Never-Curse-the-Rain
Dirt
You're Sending Me Where

By Terri Schlichenmeyer  

Never Curse the Rain
This summer’s been one for the record books … rain, rain, humidity, rain. But you know what life is like without it, and in “Never Curse the Rain” by Jerry Apps, you’ll learn to appreciate what comes from the skies. This book is like the literary version of comfort food: Put it in your hands and you’ll feel as though you’re wrapped in Grandma’s hand-knitted afghan while sipping tomato soup on a gray day. Apps is a consummate storyteller who can sadden you on one page, tickle your funny bone two pages later and astound you with facts in between. 
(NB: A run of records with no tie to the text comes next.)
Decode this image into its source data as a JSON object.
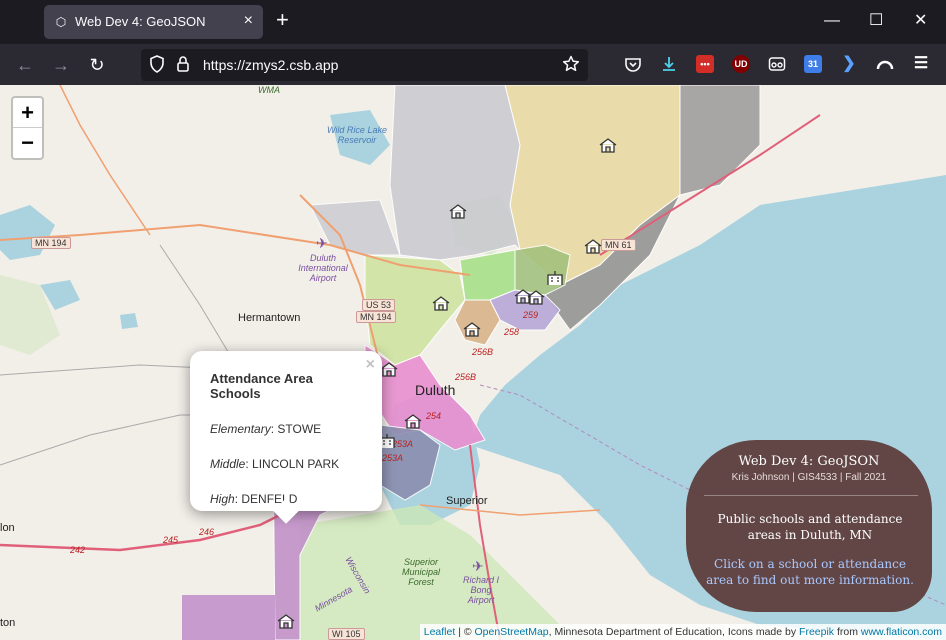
{
  "browser": {
    "tab_title": "Web Dev 4: GeoJSON",
    "tab_close": "×",
    "new_tab": "+",
    "url": "https://zmys2.csb.app",
    "window_controls": {
      "minimize": "—",
      "maximize": "☐",
      "close": "✕"
    },
    "nav": {
      "back": "←",
      "forward": "→",
      "reload": "↻"
    },
    "icons": [
      "shield-icon",
      "lock-icon",
      "star-icon",
      "pocket-icon",
      "download-icon",
      "extension-lastpass-icon",
      "extension-ublock-icon",
      "extension-glasses-icon",
      "calendar-icon",
      "arrow-extension-icon",
      "account-icon",
      "menu-icon"
    ],
    "calendar_day": "31",
    "ublock_label": "UD"
  },
  "map": {
    "zoom_in": "+",
    "zoom_out": "−",
    "labels": {
      "wma": "WMA",
      "reservoir": "Wild Rice Lake Reservoir",
      "airport_duluth": "Duluth International Airport",
      "hermantown": "Hermantown",
      "duluth": "Duluth",
      "superior": "Superior",
      "superior_forest": "Superior Municipal Forest",
      "bong_airport": "Richard I Bong Airport",
      "wisconsin": "Wisconsin",
      "minnesota": "Minnesota",
      "left_edge_a": "lon",
      "left_edge_b": "ton"
    },
    "shields": {
      "mn194_west": "MN 194",
      "mn61": "MN 61",
      "us53": "US 53",
      "mn194_center": "MN 194",
      "wi105": "WI 105"
    },
    "road_numbers": [
      "259",
      "258",
      "256B",
      "256B",
      "254",
      "253A",
      "253A",
      "246",
      "245",
      "242"
    ]
  },
  "popup": {
    "close": "×",
    "title": "Attendance Area Schools",
    "rows": [
      {
        "key": "Elementary",
        "value": ": STOWE"
      },
      {
        "key": "Middle",
        "value": ": LINCOLN PARK"
      },
      {
        "key": "High",
        "value": ": DENFELD"
      }
    ]
  },
  "info": {
    "title": "Web Dev 4: GeoJSON",
    "subtitle": "Kris Johnson | GIS4533 | Fall 2021",
    "description": "Public schools and attendance areas in Duluth, MN",
    "cta": "Click on a school or attendance area to find out more information."
  },
  "attribution": {
    "leaflet": "Leaflet",
    "sep1": " | © ",
    "osm": "OpenStreetMap",
    "mid": ", Minnesota Department of Education, Icons made by ",
    "freepik": "Freepik",
    "from": " from ",
    "flaticon": "www.flaticon.com"
  },
  "colors": {
    "lake": "#aad3df",
    "tan_zone": "#e9d9a0",
    "gray_zone": "#c9c9d0",
    "green_zone": "#cfe3a0",
    "bright_green_zone": "#a8e08a",
    "purple_zone": "#b7a7d8",
    "pink_zone": "#e98fcf",
    "mauve_zone": "#c08cc8",
    "dark_gray_zone": "#9a9a9a",
    "info_box": "#5c3a38",
    "link": "#0078a8"
  }
}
Dirt
Or, how about a book that defies age-categorization? “Dirt” by Denise Gosliner Orenstein is a smart tale of a little girl who has nothing—she’s lost her mother, given up her voice, and is about to lose her father. School was easy but the bullying she got there was hard, and she never had any friends to speak of … until one day, a smelly one-eyed pony walks up to her front door. The girl, Yonder, knows the pony’s owner, and the woman is mean. Just how mean is proven later when the woman decides to sell the pony for horse meat and Yonder must act fast to save her friend.
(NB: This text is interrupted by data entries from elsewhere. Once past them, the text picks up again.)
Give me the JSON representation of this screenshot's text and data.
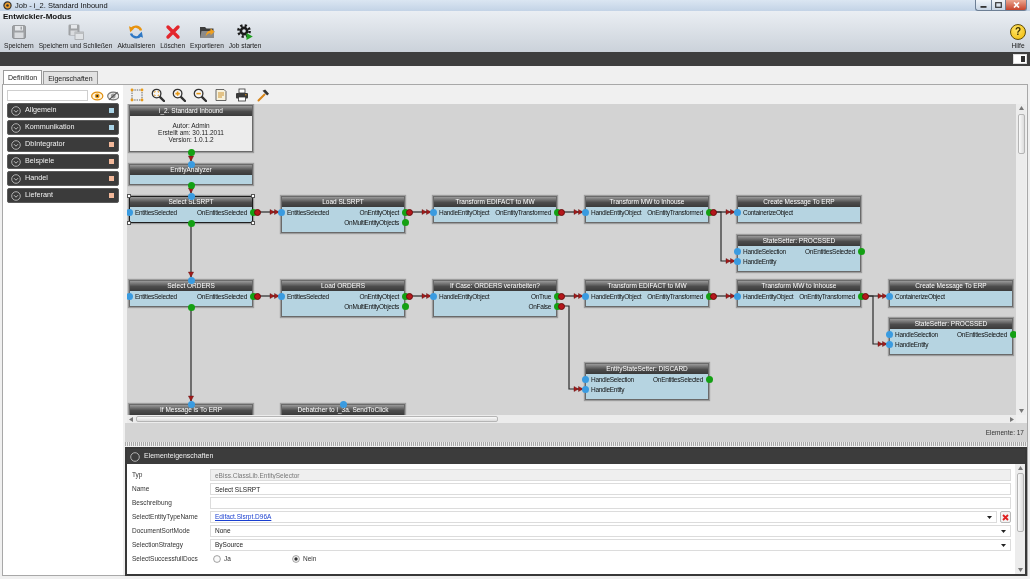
{
  "window": {
    "title": "Job - i_2. Standard Inbound"
  },
  "mode_title": "Entwickler-Modus",
  "toolbar": [
    {
      "label": "Speichern",
      "disabled": true
    },
    {
      "label": "Speichern und Schließen",
      "disabled": true
    },
    {
      "label": "Aktualisieren",
      "disabled": false
    },
    {
      "label": "Löschen",
      "disabled": false
    },
    {
      "label": "Exportieren",
      "disabled": false
    },
    {
      "label": "Job starten",
      "disabled": false
    }
  ],
  "help_button": {
    "icon_text": "?",
    "label": "Hilfe"
  },
  "tabs": [
    {
      "label": "Definition",
      "selected": true
    },
    {
      "label": "Eigenschaften",
      "selected": false
    }
  ],
  "toolbox": {
    "categories": [
      {
        "label": "Allgemein",
        "color": "#a9d3e6",
        "expanded": false
      },
      {
        "label": "Kommunikation",
        "color": "#a9d3e6",
        "expanded": false
      },
      {
        "label": "DbIntegrator",
        "color": "#f2b89a",
        "expanded": false
      },
      {
        "label": "Beispiele",
        "color": "#f2b89a",
        "expanded": false
      },
      {
        "label": "Handel",
        "color": "#f2b89a",
        "expanded": false
      },
      {
        "label": "Lieferant",
        "color": "#f2b89a",
        "expanded": false
      }
    ]
  },
  "diagram": {
    "nodes": [
      {
        "kind": "info",
        "title": "i_2. Standard Inbound",
        "lines": [
          "Autor: Admin",
          "Erstellt am: 30.11.2011",
          "Version: 1.0.1.2"
        ],
        "selected": false,
        "top_port": false,
        "bottom_port": true
      },
      {
        "kind": "step",
        "title": "EntityAnalyzer",
        "selected": false,
        "top_port": true,
        "bottom_port": true
      },
      {
        "kind": "step",
        "title": "Select SLSRPT",
        "selected": true,
        "top_port": true,
        "bottom_port": true,
        "inputs": [
          {
            "label": "EntitiesSelected"
          }
        ],
        "outputs": [
          {
            "label": "OnEntitiesSelected",
            "connected": true
          }
        ]
      },
      {
        "kind": "step",
        "title": "Load SLSRPT",
        "selected": false,
        "top_port": false,
        "bottom_port": false,
        "inputs": [
          {
            "label": "EntitiesSelected"
          }
        ],
        "outputs": [
          {
            "label": "OnEntityObject",
            "connected": true
          },
          {
            "label": "OnMultiEntityObjects",
            "connected": false
          }
        ]
      },
      {
        "kind": "step",
        "title": "Transform EDIFACT to MW",
        "selected": false,
        "top_port": false,
        "bottom_port": false,
        "inputs": [
          {
            "label": "HandleEntityObject"
          }
        ],
        "outputs": [
          {
            "label": "OnEntityTransformed",
            "connected": true
          }
        ]
      },
      {
        "kind": "step",
        "title": "Transform MW to Inhouse",
        "selected": false,
        "top_port": false,
        "bottom_port": false,
        "inputs": [
          {
            "label": "HandleEntityObject"
          }
        ],
        "outputs": [
          {
            "label": "OnEntityTransformed",
            "connected": true
          }
        ]
      },
      {
        "kind": "step",
        "title": "Create Message To ERP",
        "selected": false,
        "top_port": false,
        "bottom_port": false,
        "inputs": [
          {
            "label": "ContainerizeObject"
          }
        ]
      },
      {
        "kind": "step",
        "title": "StateSetter: PROCSSED",
        "selected": false,
        "top_port": false,
        "bottom_port": false,
        "inputs": [
          {
            "label": "HandleSelection"
          },
          {
            "label": "HandleEntity"
          }
        ],
        "outputs": [
          {
            "label": "OnEntitiesSelected",
            "connected": false
          }
        ]
      },
      {
        "kind": "step",
        "title": "Select ORDERS",
        "selected": false,
        "top_port": true,
        "bottom_port": true,
        "inputs": [
          {
            "label": "EntitiesSelected"
          }
        ],
        "outputs": [
          {
            "label": "OnEntitiesSelected",
            "connected": true
          }
        ]
      },
      {
        "kind": "step",
        "title": "Load ORDERS",
        "selected": false,
        "top_port": false,
        "bottom_port": false,
        "inputs": [
          {
            "label": "EntitiesSelected"
          }
        ],
        "outputs": [
          {
            "label": "OnEntityObject",
            "connected": true
          },
          {
            "label": "OnMultiEntityObjects",
            "connected": false
          }
        ]
      },
      {
        "kind": "step",
        "title": "If Case: ORDERS verarbeiten?",
        "selected": false,
        "top_port": false,
        "bottom_port": false,
        "inputs": [
          {
            "label": "HandleEntityObject"
          }
        ],
        "outputs": [
          {
            "label": "OnTrue",
            "connected": true
          },
          {
            "label": "OnFalse",
            "connected": true
          }
        ]
      },
      {
        "kind": "step",
        "title": "Transform EDIFACT to MW",
        "selected": false,
        "top_port": false,
        "bottom_port": false,
        "inputs": [
          {
            "label": "HandleEntityObject"
          }
        ],
        "outputs": [
          {
            "label": "OnEntityTransformed",
            "connected": true
          }
        ]
      },
      {
        "kind": "step",
        "title": "Transform MW to Inhouse",
        "selected": false,
        "top_port": false,
        "bottom_port": false,
        "inputs": [
          {
            "label": "HandleEntityObject"
          }
        ],
        "outputs": [
          {
            "label": "OnEntityTransformed",
            "connected": true
          }
        ]
      },
      {
        "kind": "step",
        "title": "Create Message To ERP",
        "selected": false,
        "top_port": false,
        "bottom_port": false,
        "inputs": [
          {
            "label": "ContainerizeObject"
          }
        ]
      },
      {
        "kind": "step",
        "title": "StateSetter: PROCSSED",
        "selected": false,
        "top_port": false,
        "bottom_port": false,
        "inputs": [
          {
            "label": "HandleSelection"
          },
          {
            "label": "HandleEntity"
          }
        ],
        "outputs": [
          {
            "label": "OnEntitiesSelected",
            "connected": false
          }
        ]
      },
      {
        "kind": "step",
        "title": "EntityStateSetter: DISCARD",
        "selected": false,
        "top_port": false,
        "bottom_port": false,
        "inputs": [
          {
            "label": "HandleSelection"
          },
          {
            "label": "HandleEntity"
          }
        ],
        "outputs": [
          {
            "label": "OnEntitiesSelected",
            "connected": false
          }
        ]
      },
      {
        "kind": "step",
        "title": "If Message is To ERP",
        "selected": false,
        "top_port": true,
        "bottom_port": false
      },
      {
        "kind": "step",
        "title": "Debatcher to i_3a. SendToClick",
        "selected": false,
        "top_port": true,
        "bottom_port": false
      }
    ]
  },
  "status_bar": {
    "element_count": "Elemente: 17"
  },
  "properties": {
    "title": "Elementeigenschaften",
    "rows": [
      {
        "kind": "text",
        "label": "Typ",
        "value": "eBiss.ClassLib.EntitySelector",
        "disabled": true
      },
      {
        "kind": "text",
        "label": "Name",
        "value": "Select SLSRPT",
        "disabled": false
      },
      {
        "kind": "text",
        "label": "Beschreibung",
        "disabled": false
      },
      {
        "kind": "link",
        "label": "SelectEntityTypeName",
        "value": "Edifact.Slsrpt.D96A"
      },
      {
        "kind": "select",
        "label": "DocumentSortMode",
        "value": "None"
      },
      {
        "kind": "select",
        "label": "SelectionStrategy",
        "value": "BySource"
      },
      {
        "kind": "radio",
        "label": "SelectSuccessfullDocs",
        "options": [
          {
            "label": "Ja",
            "selected": false
          },
          {
            "label": "Nein",
            "selected": true
          }
        ]
      }
    ]
  }
}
You’re Sending Me Where?
And if the weather made you long for the summer fun of childhood, then “You’re Sending Me Where? Dispatches from Summer Camp” by Eric Dregni brings it all back. 
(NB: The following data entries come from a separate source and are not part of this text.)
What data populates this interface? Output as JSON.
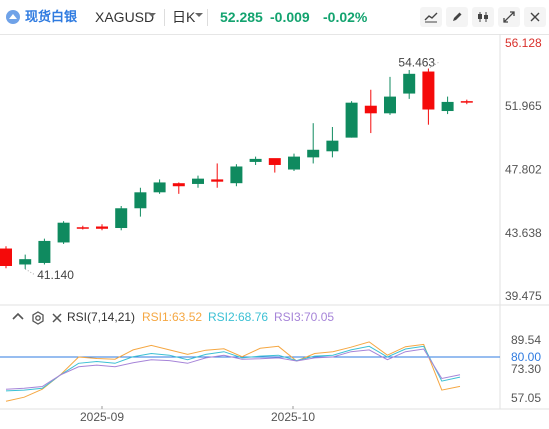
{
  "header": {
    "brand": "现货白银",
    "symbol": "XAGUSD",
    "dropdown_icon": "caret-down-icon",
    "period": "日K",
    "period_dropdown_icon": "caret-down-icon",
    "price": "52.285",
    "change": "-0.009",
    "change_pct": "-0.02%",
    "tools": [
      "line-chart-icon",
      "pencil-icon",
      "candlestick-icon",
      "expand-icon",
      "close-icon"
    ],
    "price_color": "#13a36f"
  },
  "chart_data": [
    {
      "type": "candlestick",
      "title": "",
      "up_color": "#0f8a5f",
      "down_color": "#f50a0a",
      "y_axis": {
        "ticks": [
          "56.128",
          "51.965",
          "47.802",
          "43.638",
          "39.475"
        ],
        "range": [
          39.475,
          56.128
        ],
        "side": "right"
      },
      "annotations": {
        "high": "54.463",
        "low": "41.140"
      },
      "candles": [
        {
          "o": 42.6,
          "h": 42.75,
          "l": 41.3,
          "c": 41.45
        },
        {
          "o": 41.55,
          "h": 42.2,
          "l": 41.25,
          "c": 41.9
        },
        {
          "o": 41.65,
          "h": 43.25,
          "l": 41.55,
          "c": 43.1
        },
        {
          "o": 43.0,
          "h": 44.4,
          "l": 42.9,
          "c": 44.3
        },
        {
          "o": 44.0,
          "h": 44.1,
          "l": 43.85,
          "c": 43.95
        },
        {
          "o": 44.05,
          "h": 44.2,
          "l": 43.8,
          "c": 43.9
        },
        {
          "o": 43.95,
          "h": 45.4,
          "l": 43.8,
          "c": 45.25
        },
        {
          "o": 45.25,
          "h": 46.6,
          "l": 44.7,
          "c": 46.3
        },
        {
          "o": 46.3,
          "h": 47.15,
          "l": 46.2,
          "c": 46.95
        },
        {
          "o": 46.9,
          "h": 46.95,
          "l": 46.2,
          "c": 46.7
        },
        {
          "o": 46.85,
          "h": 47.4,
          "l": 46.6,
          "c": 47.2
        },
        {
          "o": 47.15,
          "h": 48.2,
          "l": 46.6,
          "c": 47.0
        },
        {
          "o": 46.9,
          "h": 48.15,
          "l": 46.7,
          "c": 48.0
        },
        {
          "o": 48.3,
          "h": 48.65,
          "l": 48.1,
          "c": 48.5
        },
        {
          "o": 48.55,
          "h": 48.5,
          "l": 47.6,
          "c": 48.1
        },
        {
          "o": 47.8,
          "h": 48.85,
          "l": 47.7,
          "c": 48.65
        },
        {
          "o": 48.6,
          "h": 50.85,
          "l": 48.2,
          "c": 49.1
        },
        {
          "o": 49.0,
          "h": 50.6,
          "l": 48.6,
          "c": 49.7
        },
        {
          "o": 49.9,
          "h": 52.3,
          "l": 49.9,
          "c": 52.2
        },
        {
          "o": 52.0,
          "h": 53.05,
          "l": 50.2,
          "c": 51.5
        },
        {
          "o": 51.5,
          "h": 53.9,
          "l": 51.4,
          "c": 52.6
        },
        {
          "o": 52.8,
          "h": 54.35,
          "l": 52.45,
          "c": 54.1
        },
        {
          "o": 54.25,
          "h": 54.45,
          "l": 50.75,
          "c": 51.75
        },
        {
          "o": 51.65,
          "h": 52.6,
          "l": 51.45,
          "c": 52.25
        },
        {
          "o": 52.3,
          "h": 52.4,
          "l": 52.1,
          "c": 52.285
        }
      ]
    },
    {
      "type": "line",
      "title": "RSI(7,14,21)",
      "x_ticks": [
        "2025-09",
        "2025-10"
      ],
      "y_axis": {
        "ticks": [
          "89.54",
          "80.00",
          "73.30",
          "57.05"
        ],
        "range": [
          57.05,
          89.54
        ],
        "side": "right"
      },
      "reference_line": 80.0,
      "series": [
        {
          "name": "RSI1:63.52",
          "color": "#f5a742",
          "values": [
            55.2,
            57.5,
            62.0,
            70.1,
            80.0,
            79.2,
            78.8,
            84.0,
            86.5,
            84.0,
            81.5,
            83.8,
            84.6,
            80.2,
            84.9,
            86.0,
            77.8,
            82.0,
            83.0,
            85.5,
            88.5,
            81.0,
            85.8,
            87.1,
            61.5,
            63.52
          ]
        },
        {
          "name": "RSI2:68.76",
          "color": "#3cc0d4",
          "values": [
            61.0,
            61.5,
            62.5,
            70.0,
            76.5,
            77.5,
            76.5,
            80.2,
            82.0,
            81.0,
            78.5,
            81.5,
            83.0,
            79.5,
            80.5,
            81.0,
            78.0,
            80.5,
            81.0,
            84.0,
            86.0,
            80.0,
            84.5,
            86.0,
            66.5,
            68.76
          ]
        },
        {
          "name": "RSI3:70.05",
          "color": "#a684d8",
          "values": [
            62.0,
            62.5,
            63.5,
            70.0,
            74.5,
            75.5,
            74.5,
            76.8,
            78.5,
            78.0,
            76.5,
            79.5,
            81.0,
            78.8,
            79.0,
            79.5,
            77.8,
            79.5,
            80.0,
            83.0,
            84.0,
            78.5,
            83.0,
            84.5,
            68.0,
            70.05
          ]
        }
      ]
    }
  ]
}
Who would choose summer school over going to camp? That’s a good question, and 6-year-old Eric Dregni knew the answer. His mother was surely abandoning him by leaving him at a “comfy” Minnesota day camp, and he made quite the fuss about it. At the end of the first day, she was there to pick him up and all was well: He was “transformed … the worst day of my life had become the best one.” At the end of this book, you might ask for s’more!